Leadership Dilemmas in Managing Safety and Operational Risks

Published on Oct 18, 2022

Based on interactions with more than 500 leaders worldwide, we have found there are three major dilemmas that leaders are trying to address:

  1. safety versus risk mindset
  2. perception versus reality, and
  3. outsourced specialist versus contractor management.

Safety versus Risk Mindset.

There is an underlying assumption that “absence of incidents means everything is safe”. By focusing strictly on lagging safety indicators, an illusion of good safety performance prevails throughout an organisation. Whilst there is an intellectual understanding of top risks and safety standards that are in place, there is continuous deterioration in the quality of implementation over a period of time. Safety and operations are looked at as two parallel requirements rather than a holistic view of risks associated with safe operations.

Organisations must move beyond compliance, procedures and checklists, and instead, have a risk mindset that looks at leading indicators - at potential risks that could impact the company before they happen. With a risk-based mindset, leaders view risk through a broader lens and understand that risks affect people, quality, productivity and ultimately business performance.

To instill a risk mindset, leaders and employees should identify the areas of risks/vulnerabilities, what controls exist, will those controls work, what assurance mechanisms exist to ensure those controls work and how controls are continuously improved – across the value chain.

Perception versus Reality

Every leader wants their employees and contractors to go home safely.

Based on data collected from the dss+ Safety Perception Survey™ (SPS) from 4.5 million individuals, we usually see a gap between leadership perceptions of safety versus the reality of the safety culture within the organization. While leaders believe they spend significant time on safety through safety review meetings or starting a meeting with safety, employees think otherwise. Employees report a passive acceptance and tolerance to violation of safety rules resulting in a poor safety culture.

How can leaders help close the gap between their perception versus the reality reported by employees? First and foremost, leaders should proactively demonstrate visible ‘felt’ leadership by engaging with frontline supervision and employees in 1-1 conversations about risk and safety outside of meeting rooms, engaging with the shopfloor on potential risks and how they need to be supported and listening to employee suggestions for improvement.

Many leaders feel safety culture boils down to changing the attitudes and behaviours of the frontline worker. By engaging the line organization in governance processes, reviewing leading indicators and helping them understand why they are doing what they’re doing, leaders can see a positive shift in behaviours and instill a sense of ownership across all levels of the organization.

Outsourcing vs Contractor management

Outsourcing is a strategy used by companies to ensure that the right people with the right skills are doing the right job.
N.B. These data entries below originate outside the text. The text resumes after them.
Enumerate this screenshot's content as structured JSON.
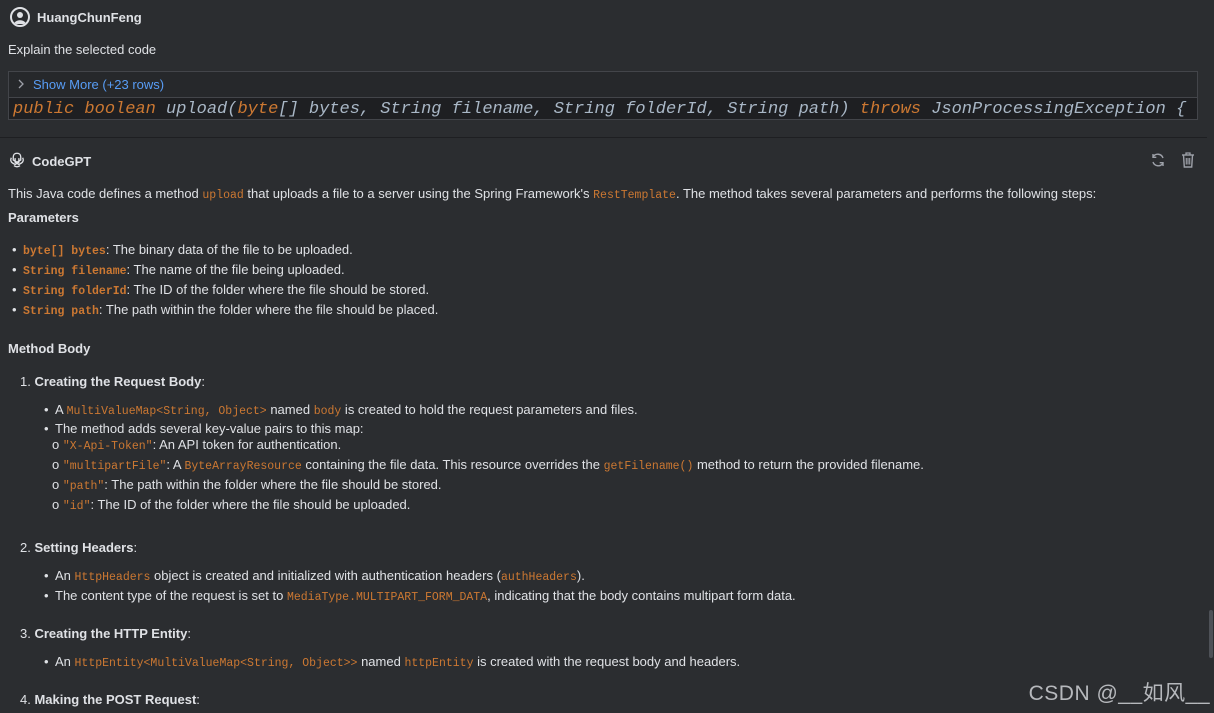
{
  "user": {
    "name": "HuangChunFeng",
    "prompt": "Explain the selected code",
    "show_more": "Show More (+23 rows)",
    "code": {
      "kw1": "public",
      "kw2": "boolean",
      "sig1": " upload(",
      "kw3": "byte",
      "sig2": "[] bytes, String filename, String folderId, String path) ",
      "kw4": "throws",
      "sig3": " JsonProcessingException {"
    }
  },
  "assistant": {
    "name": "CodeGPT",
    "intro": {
      "a": "This Java code defines a method ",
      "code1": "upload",
      "b": " that uploads a file to a server using the Spring Framework's ",
      "code2": "RestTemplate",
      "c": ". The method takes several parameters and performs the following steps:"
    },
    "params_heading": "Parameters",
    "params": [
      {
        "code": "byte[] bytes",
        "text": ": The binary data of the file to be uploaded."
      },
      {
        "code": "String filename",
        "text": ": The name of the file being uploaded."
      },
      {
        "code": "String folderId",
        "text": ": The ID of the folder where the file should be stored."
      },
      {
        "code": "String path",
        "text": ": The path within the folder where the file should be placed."
      }
    ],
    "method_heading": "Method Body",
    "steps": {
      "s1": {
        "num": "1.",
        "title": "Creating the Request Body",
        "b1": {
          "a": "A ",
          "code1": "MultiValueMap<String, Object>",
          "b": " named ",
          "code2": "body",
          "c": " is created to hold the request parameters and files."
        },
        "b2": "The method adds several key-value pairs to this map:",
        "sub1": {
          "code": "\"X-Api-Token\"",
          "text": ": An API token for authentication."
        },
        "sub2": {
          "code": "\"multipartFile\"",
          "a": ": A ",
          "code2": "ByteArrayResource",
          "b": " containing the file data. This resource overrides the ",
          "code3": "getFilename()",
          "c": " method to return the provided filename."
        },
        "sub3": {
          "code": "\"path\"",
          "text": ": The path within the folder where the file should be stored."
        },
        "sub4": {
          "code": "\"id\"",
          "text": ": The ID of the folder where the file should be uploaded."
        }
      },
      "s2": {
        "num": "2.",
        "title": "Setting Headers",
        "b1": {
          "a": "An ",
          "code1": "HttpHeaders",
          "b": " object is created and initialized with authentication headers (",
          "code2": "authHeaders",
          "c": ")."
        },
        "b2": {
          "a": "The content type of the request is set to ",
          "code1": "MediaType.MULTIPART_FORM_DATA",
          "b": ", indicating that the body contains multipart form data."
        }
      },
      "s3": {
        "num": "3.",
        "title": "Creating the HTTP Entity",
        "b1": {
          "a": "An ",
          "code1": "HttpEntity<MultiValueMap<String, Object>>",
          "b": " named ",
          "code2": "httpEntity",
          "c": " is created with the request body and headers."
        }
      },
      "s4": {
        "num": "4.",
        "title": "Making the POST Request"
      }
    }
  },
  "colon": ":",
  "bullet": "•",
  "circle": "o",
  "watermark": "CSDN @__如风__"
}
With outsourcing, the intent is for the company to focus on its core strengths and outsource non-core areas to specialists to get the job done well.

In addition to protecting employees, it is important that companies protect outsourced employees. However, outsourcing strategies have been diluted and many companies have the tendency to employ contractors due to low cost. Companies expect dangerous work to be done by contractors with lower skills, at a lower cost and expect better performance. There is an opportunity to revisit outsourcing and contractor strategy and address this as a management issue.

Overall, there is a significant need for change in leadership style. Currently, most leaders tend to manage, rather than lead, through safety. By demonstrating visible felt leadership, the amount of discretionary impact that employees and contractors can contribute to the top and bottom line far outweighs the investment in safety.